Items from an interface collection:
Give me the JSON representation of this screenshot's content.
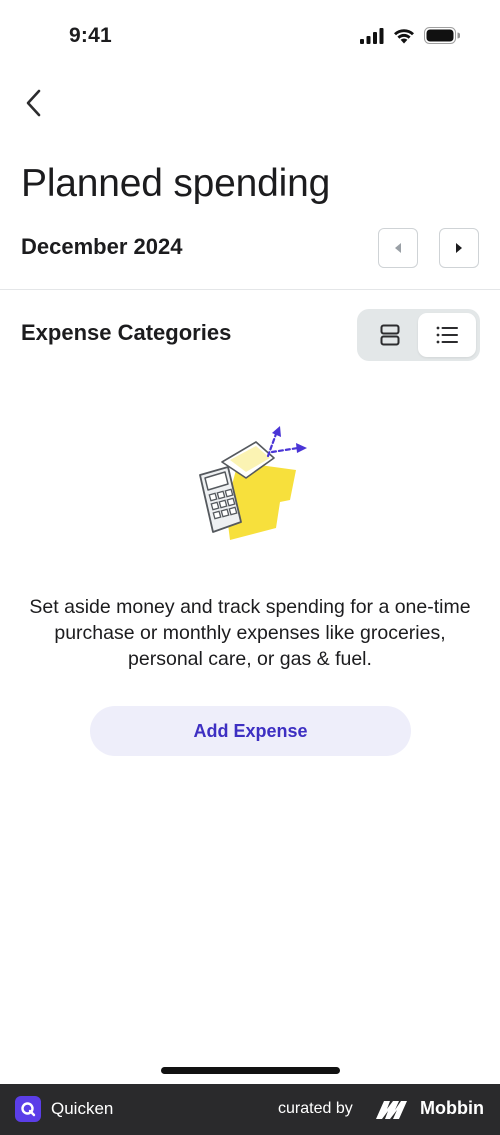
{
  "status_bar": {
    "time": "9:41",
    "icons": [
      "signal-icon",
      "wifi-icon",
      "battery-icon"
    ]
  },
  "header": {
    "back_icon": "chevron-left-icon",
    "title": "Planned spending"
  },
  "period": {
    "label": "December 2024",
    "prev_icon": "triangle-left-icon",
    "next_icon": "triangle-right-icon"
  },
  "section": {
    "title": "Expense Categories",
    "view_toggle": {
      "options": [
        "cards-view-icon",
        "list-view-icon"
      ],
      "selected": "list-view-icon"
    }
  },
  "empty_state": {
    "illustration": "wallet-calculator-illustration",
    "message": "Set aside money and track spending for a one-time purchase or monthly expenses like groceries, personal care, or gas & fuel.",
    "button_label": "Add Expense"
  },
  "footer": {
    "app_name": "Quicken",
    "curated_by": "curated by",
    "brand": "Mobbin"
  },
  "colors": {
    "accent": "#3d2fc2",
    "button_bg": "#eeeefa",
    "illustration_yellow": "#f7e03c",
    "illustration_purple": "#4a35d6",
    "toggle_bg": "#e3e7e8",
    "footer_bg": "#2a2a2c",
    "quicken_brand": "#5b3ee8"
  }
}
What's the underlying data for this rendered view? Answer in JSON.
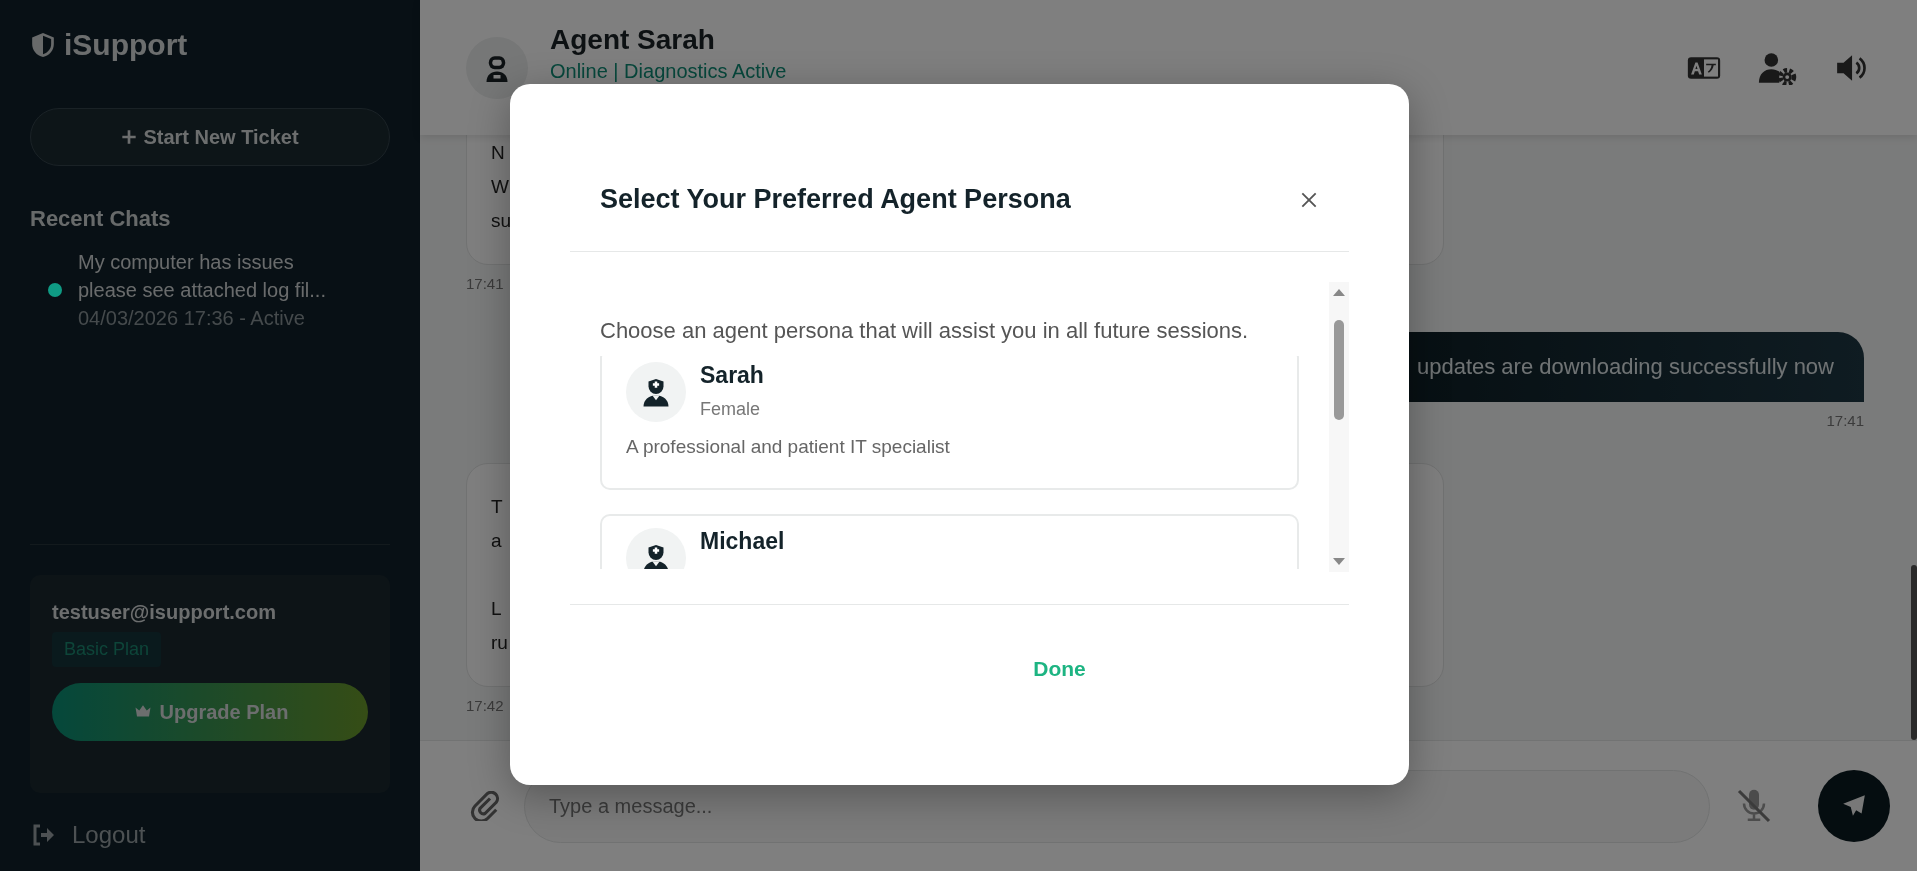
{
  "sidebar": {
    "logo": "iSupport",
    "new_ticket": "Start New Ticket",
    "section_title": "Recent Chats",
    "chats": [
      {
        "title": "My computer has issues please see attached log fil...",
        "meta": "04/03/2026 17:36 - Active",
        "color": "#0f9b84"
      }
    ],
    "account": {
      "email": "testuser@isupport.com",
      "plan": "Basic Plan",
      "upgrade": "Upgrade Plan"
    },
    "logout": "Logout"
  },
  "header": {
    "agent_name": "Agent Sarah",
    "status": "Online | Diagnostics Active"
  },
  "messages": [
    {
      "kind": "agent",
      "paragraphs": [
        [
          "N",
          "W",
          "su"
        ]
      ],
      "time": "17:41"
    },
    {
      "kind": "user",
      "text": "updates are downloading successfully now",
      "time": "17:41"
    },
    {
      "kind": "agent",
      "paragraphs": [
        [
          "T",
          "a"
        ],
        [
          "L",
          "ru"
        ]
      ],
      "time": "17:42"
    }
  ],
  "composer": {
    "placeholder": "Type a message..."
  },
  "modal": {
    "title": "Select Your Preferred Agent Persona",
    "description": "Choose an agent persona that will assist you in all future sessions.",
    "personas": [
      {
        "name": "Sarah",
        "gender": "Female",
        "summary": "A professional and patient IT specialist"
      },
      {
        "name": "Michael"
      }
    ],
    "done": "Done"
  }
}
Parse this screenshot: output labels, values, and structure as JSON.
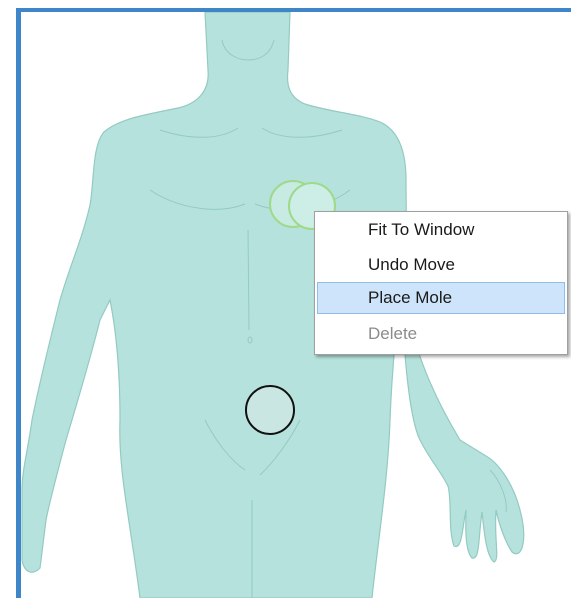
{
  "colors": {
    "body_fill": "#b6e2dd",
    "body_outline": "#93cac2",
    "frame_border": "#3f86c9",
    "mole_ring": "#9fd98a",
    "selected_mole_ring": "#111111",
    "menu_highlight": "#cde4fb"
  },
  "context_menu": {
    "items": [
      {
        "label": "Fit To Window",
        "state": "enabled"
      },
      {
        "label": "Undo Move",
        "state": "enabled"
      },
      {
        "label": "Place Mole",
        "state": "highlighted"
      },
      {
        "label": "Delete",
        "state": "disabled"
      }
    ]
  }
}
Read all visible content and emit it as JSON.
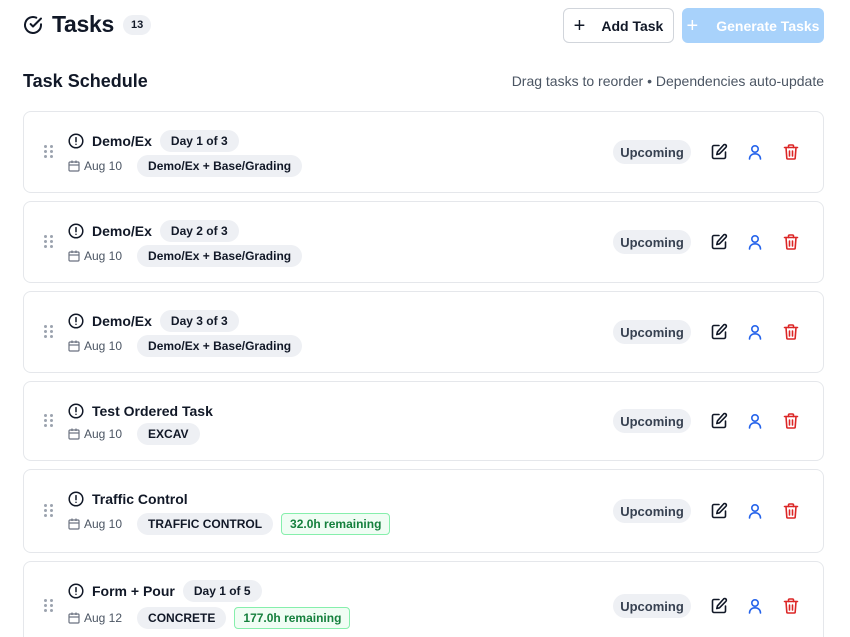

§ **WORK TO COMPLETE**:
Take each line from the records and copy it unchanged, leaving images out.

§ **SOLUTION**:
Give me the JSON representation of this screenshot's content.
{
  "status_bar": {
    "time": "9:41",
    "icons": [
      "signal-icon",
      "wifi-icon",
      "battery-icon"
    ]
  },
  "header": {
    "back_icon": "chevron-left-icon",
    "title": "Planned spending"
  },
  "period": {
    "label": "December 2024",
    "prev_icon": "triangle-left-icon",
    "next_icon": "triangle-right-icon"
  },
  "section": {
    "title": "Expense Categories",
    "view_toggle": {
      "options": [
        "cards-view-icon",
        "list-view-icon"
      ],
      "selected": "list-view-icon"
    }
  },
  "empty_state": {
    "illustration": "wallet-calculator-illustration",
    "message": "Set aside money and track spending for a one-time purchase or monthly expenses like groceries, personal care, or gas & fuel.",
    "button_label": "Add Expense"
  },
  "footer": {
    "app_name": "Quicken",
    "curated_by": "curated by",
    "brand": "Mobbin"
  },
  "colors": {
    "accent": "#3d2fc2",
    "button_bg": "#eeeefa",
    "illustration_yellow": "#f7e03c",
    "illustration_purple": "#4a35d6",
    "toggle_bg": "#e3e7e8",
    "footer_bg": "#2a2a2c",
    "quicken_brand": "#5b3ee8"
  }
}
What's the underlying data for this rendered view? Answer in JSON.
{
  "sidebar": {
    "logo": "iSupport",
    "new_ticket": "Start New Ticket",
    "section_title": "Recent Chats",
    "chats": [
      {
        "title": "My computer has issues please see attached log fil...",
        "meta": "04/03/2026 17:36 - Active",
        "color": "#0f9b84"
      }
    ],
    "account": {
      "email": "testuser@isupport.com",
      "plan": "Basic Plan",
      "upgrade": "Upgrade Plan"
    },
    "logout": "Logout"
  },
  "header": {
    "agent_name": "Agent Sarah",
    "status": "Online | Diagnostics Active"
  },
  "messages": [
    {
      "kind": "agent",
      "paragraphs": [
        [
          "N",
          "W",
          "su"
        ]
      ],
      "time": "17:41"
    },
    {
      "kind": "user",
      "text": "updates are downloading successfully now",
      "time": "17:41"
    },
    {
      "kind": "agent",
      "paragraphs": [
        [
          "T",
          "a"
        ],
        [
          "L",
          "ru"
        ]
      ],
      "time": "17:42"
    }
  ],
  "composer": {
    "placeholder": "Type a message..."
  },
  "modal": {
    "title": "Select Your Preferred Agent Persona",
    "description": "Choose an agent persona that will assist you in all future sessions.",
    "personas": [
      {
        "name": "Sarah",
        "gender": "Female",
        "summary": "A professional and patient IT specialist"
      },
      {
        "name": "Michael"
      }
    ],
    "done": "Done"
  }
}
Parse this screenshot: output labels, values, and structure as JSON.
{
  "colors": {
    "body_fill": "#b6e2dd",
    "body_outline": "#93cac2",
    "frame_border": "#3f86c9",
    "mole_ring": "#9fd98a",
    "selected_mole_ring": "#111111",
    "menu_highlight": "#cde4fb"
  },
  "context_menu": {
    "items": [
      {
        "label": "Fit To Window",
        "state": "enabled"
      },
      {
        "label": "Undo Move",
        "state": "enabled"
      },
      {
        "label": "Place Mole",
        "state": "highlighted"
      },
      {
        "label": "Delete",
        "state": "disabled"
      }
    ]
  }
}
Read all visible content and emit it as JSON.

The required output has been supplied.